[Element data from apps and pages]
▼

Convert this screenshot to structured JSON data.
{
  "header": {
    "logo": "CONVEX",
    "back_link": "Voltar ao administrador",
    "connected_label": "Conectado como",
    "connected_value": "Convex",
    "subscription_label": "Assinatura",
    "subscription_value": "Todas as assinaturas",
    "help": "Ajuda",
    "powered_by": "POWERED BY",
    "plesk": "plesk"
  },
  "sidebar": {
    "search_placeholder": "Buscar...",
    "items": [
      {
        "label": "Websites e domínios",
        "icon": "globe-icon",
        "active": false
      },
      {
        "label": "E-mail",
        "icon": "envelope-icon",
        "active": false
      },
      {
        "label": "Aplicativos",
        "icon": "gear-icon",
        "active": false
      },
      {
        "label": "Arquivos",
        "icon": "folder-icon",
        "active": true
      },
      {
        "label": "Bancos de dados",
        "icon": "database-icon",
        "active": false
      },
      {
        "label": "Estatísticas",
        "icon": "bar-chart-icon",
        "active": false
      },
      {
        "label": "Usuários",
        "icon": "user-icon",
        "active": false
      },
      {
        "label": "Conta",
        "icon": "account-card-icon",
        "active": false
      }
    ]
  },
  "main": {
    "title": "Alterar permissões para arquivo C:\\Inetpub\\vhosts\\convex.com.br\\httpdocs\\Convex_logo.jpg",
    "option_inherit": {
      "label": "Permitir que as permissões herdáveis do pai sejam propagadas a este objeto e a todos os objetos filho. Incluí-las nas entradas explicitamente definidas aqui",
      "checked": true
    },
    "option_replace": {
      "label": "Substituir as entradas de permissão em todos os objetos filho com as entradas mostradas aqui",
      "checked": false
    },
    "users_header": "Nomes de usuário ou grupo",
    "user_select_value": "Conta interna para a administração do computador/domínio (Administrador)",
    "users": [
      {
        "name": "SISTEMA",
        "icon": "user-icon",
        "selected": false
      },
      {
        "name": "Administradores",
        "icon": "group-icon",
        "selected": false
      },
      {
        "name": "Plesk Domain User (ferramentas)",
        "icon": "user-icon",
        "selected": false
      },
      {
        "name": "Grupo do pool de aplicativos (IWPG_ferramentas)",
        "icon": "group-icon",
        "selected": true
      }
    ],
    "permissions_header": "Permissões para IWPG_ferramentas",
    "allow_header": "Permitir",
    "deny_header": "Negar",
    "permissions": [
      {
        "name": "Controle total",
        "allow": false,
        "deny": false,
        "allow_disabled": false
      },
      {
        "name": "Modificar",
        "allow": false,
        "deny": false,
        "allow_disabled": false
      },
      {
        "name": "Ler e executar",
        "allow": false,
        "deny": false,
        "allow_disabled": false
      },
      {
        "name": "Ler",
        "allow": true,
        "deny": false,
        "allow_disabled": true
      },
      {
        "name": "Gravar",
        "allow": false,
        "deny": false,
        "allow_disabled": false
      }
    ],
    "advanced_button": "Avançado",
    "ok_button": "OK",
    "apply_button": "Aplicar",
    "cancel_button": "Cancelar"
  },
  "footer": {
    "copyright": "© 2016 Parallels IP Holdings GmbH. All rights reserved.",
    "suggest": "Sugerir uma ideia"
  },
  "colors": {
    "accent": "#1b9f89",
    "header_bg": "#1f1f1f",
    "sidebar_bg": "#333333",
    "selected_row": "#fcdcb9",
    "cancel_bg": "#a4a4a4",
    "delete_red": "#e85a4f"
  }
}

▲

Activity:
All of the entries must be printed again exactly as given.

Answer to the problem:
Convert this screenshot to structured JSON data.
{
  "header": {
    "logo": "CONVEX",
    "back_link": "Voltar ao administrador",
    "connected_label": "Conectado como",
    "connected_value": "Convex",
    "subscription_label": "Assinatura",
    "subscription_value": "Todas as assinaturas",
    "help": "Ajuda",
    "powered_by": "POWERED BY",
    "plesk": "plesk"
  },
  "sidebar": {
    "search_placeholder": "Buscar...",
    "items": [
      {
        "label": "Websites e domínios",
        "icon": "globe-icon",
        "active": false
      },
      {
        "label": "E-mail",
        "icon": "envelope-icon",
        "active": false
      },
      {
        "label": "Aplicativos",
        "icon": "gear-icon",
        "active": false
      },
      {
        "label": "Arquivos",
        "icon": "folder-icon",
        "active": true
      },
      {
        "label": "Bancos de dados",
        "icon": "database-icon",
        "active": false
      },
      {
        "label": "Estatísticas",
        "icon": "bar-chart-icon",
        "active": false
      },
      {
        "label": "Usuários",
        "icon": "user-icon",
        "active": false
      },
      {
        "label": "Conta",
        "icon": "account-card-icon",
        "active": false
      }
    ]
  },
  "main": {
    "title": "Alterar permissões para arquivo C:\\Inetpub\\vhosts\\convex.com.br\\httpdocs\\Convex_logo.jpg",
    "option_inherit": {
      "label": "Permitir que as permissões herdáveis do pai sejam propagadas a este objeto e a todos os objetos filho. Incluí-las nas entradas explicitamente definidas aqui",
      "checked": true
    },
    "option_replace": {
      "label": "Substituir as entradas de permissão em todos os objetos filho com as entradas mostradas aqui",
      "checked": false
    },
    "users_header": "Nomes de usuário ou grupo",
    "user_select_value": "Conta interna para a administração do computador/domínio (Administrador)",
    "users": [
      {
        "name": "SISTEMA",
        "icon": "user-icon",
        "selected": false
      },
      {
        "name": "Administradores",
        "icon": "group-icon",
        "selected": false
      },
      {
        "name": "Plesk Domain User (ferramentas)",
        "icon": "user-icon",
        "selected": false
      },
      {
        "name": "Grupo do pool de aplicativos (IWPG_ferramentas)",
        "icon": "group-icon",
        "selected": true
      }
    ],
    "permissions_header": "Permissões para IWPG_ferramentas",
    "allow_header": "Permitir",
    "deny_header": "Negar",
    "permissions": [
      {
        "name": "Controle total",
        "allow": false,
        "deny": false,
        "allow_disabled": false
      },
      {
        "name": "Modificar",
        "allow": false,
        "deny": false,
        "allow_disabled": false
      },
      {
        "name": "Ler e executar",
        "allow": false,
        "deny": false,
        "allow_disabled": false
      },
      {
        "name": "Ler",
        "allow": true,
        "deny": false,
        "allow_disabled": true
      },
      {
        "name": "Gravar",
        "allow": false,
        "deny": false,
        "allow_disabled": false
      }
    ],
    "advanced_button": "Avançado",
    "ok_button": "OK",
    "apply_button": "Aplicar",
    "cancel_button": "Cancelar"
  },
  "footer": {
    "copyright": "© 2016 Parallels IP Holdings GmbH. All rights reserved.",
    "suggest": "Sugerir uma ideia"
  },
  "colors": {
    "accent": "#1b9f89",
    "header_bg": "#1f1f1f",
    "sidebar_bg": "#333333",
    "selected_row": "#fcdcb9",
    "cancel_bg": "#a4a4a4",
    "delete_red": "#e85a4f"
  }
}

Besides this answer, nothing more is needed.